One of the sessions I attended was focused on leveraging LinkedIn for thought leadership. Here’s a recap of my notes from that session.

linkedin app

What is thought leadership?

Thought leadership should be connected to your organization’s vision. Sounds simple, right? So how do you know if your content aligns with your organization or professional goals. Ask yourself this: “Is what I’m sharing on LinkedIn truly what I want to be known for? Will it benefit my organization and my professional ambitions?”

Let’s also consider why people use LinkedIn. People go to LinkedIn to read about:

  • Industry trends
  • Tips/best practices
  • Jobs/skills
  • Leadership
  • Industry events

But that doesn’t mean LinkedIn is only for people in leadership positions or job seekers. LinkedIn is a social media channel for professional learning and development, sharing what you’ve learned, and connecting with people who can help you get a leg up, whatever your line of work is.

This means your LinkedIn content should be:

  • Educational
  • Relevant
  • Up on the latest trends
  • Inspirational, or
  • Focused on skill development. 

So your content meets these requirements but you’re still not sure that it’s working in your favor. Try using SCOR as your guide:

  • S – Structure gives it simplicity. Your followers expect a format/structure. This includes how often and when you publish on LinkedIn. Be consistent with what and when you share information.
  • C – Sometimes being a contrarian can make you interesting. Do/say what no one else is, but be “right” about it, i.e. educated on the topic. This can include perspectives on unanswered questions or respectfully sharing beliefs that are against the grain — and subsequently being prepared to continue a respectful conversation.
  • O – Ownable makes it distinctive. Be distinctive with your brand assets (font, shapes, colors, etc). Use colors or fonts that are not related to your competitors. Own your “look” and “voice” so that your connections automatically distinguish your content from everyone else.
  • R – Replication makes it valuable. Don’t share just once and be done. Have something really good to share? Share it again in a few weeks or months.

More Best Practices and Tips

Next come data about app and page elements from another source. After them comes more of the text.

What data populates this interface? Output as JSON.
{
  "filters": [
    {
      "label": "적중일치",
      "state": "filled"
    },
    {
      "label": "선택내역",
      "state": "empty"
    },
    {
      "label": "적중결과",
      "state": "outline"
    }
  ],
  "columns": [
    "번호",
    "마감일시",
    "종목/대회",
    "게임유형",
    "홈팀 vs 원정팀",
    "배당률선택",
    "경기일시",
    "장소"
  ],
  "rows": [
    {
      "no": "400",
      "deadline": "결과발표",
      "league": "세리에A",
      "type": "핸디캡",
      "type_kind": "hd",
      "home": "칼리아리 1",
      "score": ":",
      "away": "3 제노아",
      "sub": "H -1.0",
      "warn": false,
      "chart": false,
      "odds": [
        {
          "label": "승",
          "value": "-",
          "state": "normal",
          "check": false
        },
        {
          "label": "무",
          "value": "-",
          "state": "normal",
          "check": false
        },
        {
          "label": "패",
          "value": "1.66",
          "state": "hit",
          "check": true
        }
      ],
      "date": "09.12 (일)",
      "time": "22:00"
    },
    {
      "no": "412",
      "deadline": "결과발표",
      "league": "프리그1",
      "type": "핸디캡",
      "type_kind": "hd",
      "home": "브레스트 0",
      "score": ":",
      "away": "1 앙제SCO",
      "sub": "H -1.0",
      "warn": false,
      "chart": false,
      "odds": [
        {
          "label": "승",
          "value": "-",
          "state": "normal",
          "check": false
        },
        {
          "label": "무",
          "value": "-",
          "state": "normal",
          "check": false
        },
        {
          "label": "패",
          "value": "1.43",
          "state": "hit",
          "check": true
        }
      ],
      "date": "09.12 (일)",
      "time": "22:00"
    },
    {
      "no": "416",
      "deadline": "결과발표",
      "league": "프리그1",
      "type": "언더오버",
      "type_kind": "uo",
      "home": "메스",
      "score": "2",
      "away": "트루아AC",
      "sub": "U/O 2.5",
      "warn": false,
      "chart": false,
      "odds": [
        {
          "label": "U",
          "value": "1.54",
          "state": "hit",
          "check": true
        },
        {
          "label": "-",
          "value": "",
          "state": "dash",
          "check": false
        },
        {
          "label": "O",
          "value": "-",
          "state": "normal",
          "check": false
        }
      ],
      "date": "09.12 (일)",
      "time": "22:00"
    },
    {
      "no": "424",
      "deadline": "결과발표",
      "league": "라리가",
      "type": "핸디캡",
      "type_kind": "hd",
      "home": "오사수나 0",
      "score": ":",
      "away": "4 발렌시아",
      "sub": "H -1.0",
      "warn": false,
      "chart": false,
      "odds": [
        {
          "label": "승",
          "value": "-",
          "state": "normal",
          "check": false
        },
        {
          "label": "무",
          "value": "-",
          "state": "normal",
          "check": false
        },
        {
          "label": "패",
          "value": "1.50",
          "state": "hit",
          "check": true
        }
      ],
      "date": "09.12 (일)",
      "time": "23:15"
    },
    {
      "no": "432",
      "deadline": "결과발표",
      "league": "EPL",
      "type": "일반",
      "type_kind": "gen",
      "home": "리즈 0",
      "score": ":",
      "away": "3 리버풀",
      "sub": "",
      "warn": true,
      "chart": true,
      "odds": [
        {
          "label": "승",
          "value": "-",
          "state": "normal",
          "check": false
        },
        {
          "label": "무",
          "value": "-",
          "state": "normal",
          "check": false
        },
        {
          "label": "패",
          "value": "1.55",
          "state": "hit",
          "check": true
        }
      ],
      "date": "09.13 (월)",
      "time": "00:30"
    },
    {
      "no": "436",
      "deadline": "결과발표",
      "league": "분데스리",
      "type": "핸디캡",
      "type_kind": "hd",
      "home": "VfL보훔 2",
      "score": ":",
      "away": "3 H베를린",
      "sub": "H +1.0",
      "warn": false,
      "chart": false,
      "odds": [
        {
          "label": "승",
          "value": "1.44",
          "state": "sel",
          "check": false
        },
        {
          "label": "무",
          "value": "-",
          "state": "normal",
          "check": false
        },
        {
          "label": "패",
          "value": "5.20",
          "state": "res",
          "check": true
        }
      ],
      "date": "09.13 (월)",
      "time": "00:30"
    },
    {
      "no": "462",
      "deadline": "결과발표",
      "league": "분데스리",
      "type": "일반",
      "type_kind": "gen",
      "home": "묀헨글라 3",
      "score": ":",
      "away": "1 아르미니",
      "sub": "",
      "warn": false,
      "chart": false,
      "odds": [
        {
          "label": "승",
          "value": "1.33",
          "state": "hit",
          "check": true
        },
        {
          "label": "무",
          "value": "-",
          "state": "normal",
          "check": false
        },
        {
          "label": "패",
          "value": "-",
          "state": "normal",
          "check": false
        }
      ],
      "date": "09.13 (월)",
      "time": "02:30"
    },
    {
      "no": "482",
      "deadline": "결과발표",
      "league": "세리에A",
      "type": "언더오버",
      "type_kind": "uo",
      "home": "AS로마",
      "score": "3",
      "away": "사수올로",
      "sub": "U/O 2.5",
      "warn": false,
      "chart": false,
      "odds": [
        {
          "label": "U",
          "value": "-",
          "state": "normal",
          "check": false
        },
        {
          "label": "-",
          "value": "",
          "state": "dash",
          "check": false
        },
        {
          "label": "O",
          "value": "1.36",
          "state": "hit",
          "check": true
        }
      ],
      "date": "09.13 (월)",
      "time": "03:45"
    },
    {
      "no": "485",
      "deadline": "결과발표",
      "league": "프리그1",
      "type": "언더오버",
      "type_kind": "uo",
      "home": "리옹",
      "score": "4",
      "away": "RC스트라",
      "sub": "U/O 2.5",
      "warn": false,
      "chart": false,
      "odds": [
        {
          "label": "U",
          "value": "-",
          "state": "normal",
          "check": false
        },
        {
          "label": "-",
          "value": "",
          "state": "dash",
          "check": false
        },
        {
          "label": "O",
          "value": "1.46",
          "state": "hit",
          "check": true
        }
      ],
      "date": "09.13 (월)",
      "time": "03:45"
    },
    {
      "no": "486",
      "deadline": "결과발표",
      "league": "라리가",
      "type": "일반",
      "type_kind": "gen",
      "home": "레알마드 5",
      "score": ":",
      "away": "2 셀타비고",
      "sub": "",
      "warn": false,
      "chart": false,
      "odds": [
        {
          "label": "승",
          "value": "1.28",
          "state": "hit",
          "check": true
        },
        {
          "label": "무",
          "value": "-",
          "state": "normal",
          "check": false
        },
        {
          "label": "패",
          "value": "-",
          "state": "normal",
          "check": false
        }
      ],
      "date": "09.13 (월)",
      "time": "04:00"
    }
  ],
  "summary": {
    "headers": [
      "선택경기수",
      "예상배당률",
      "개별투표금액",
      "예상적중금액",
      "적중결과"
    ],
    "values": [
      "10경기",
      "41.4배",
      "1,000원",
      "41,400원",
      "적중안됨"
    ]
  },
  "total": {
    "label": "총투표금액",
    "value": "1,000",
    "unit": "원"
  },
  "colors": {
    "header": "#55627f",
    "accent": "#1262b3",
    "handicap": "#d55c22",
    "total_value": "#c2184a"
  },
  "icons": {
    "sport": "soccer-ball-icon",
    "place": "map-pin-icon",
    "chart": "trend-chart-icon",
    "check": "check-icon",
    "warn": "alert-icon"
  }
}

  • Add your voice to content you’re already producing. Share/comment on others’ blog posts, news stories, media, etc.
  • Try video. Share short candid videos of yourself talking about a topic you’re passionate about. Aim for 30 seconds to 5 minutes.
  • Tag other people in your posts.
  • Mega-batch your content, i.e. front load the work. Shoot 5 videos in one day to be distributed over time. Write 5 short posts in one sitting then periodically share each one.
  • 800-2000 words in an article gets the most engagement. 
  • Share content in at least 1 or 2 LinkedIn Groups. 
  • Reposition and repurpose your content – write about the same topic or idea from a different angle and share on other social media networks.
  • Look at analytics on your posts. Is this the data you expected? Analyze and adjust.

To talk more about best practices for social media engagement, contact Elizabeth Council, digital strategist at Hope College.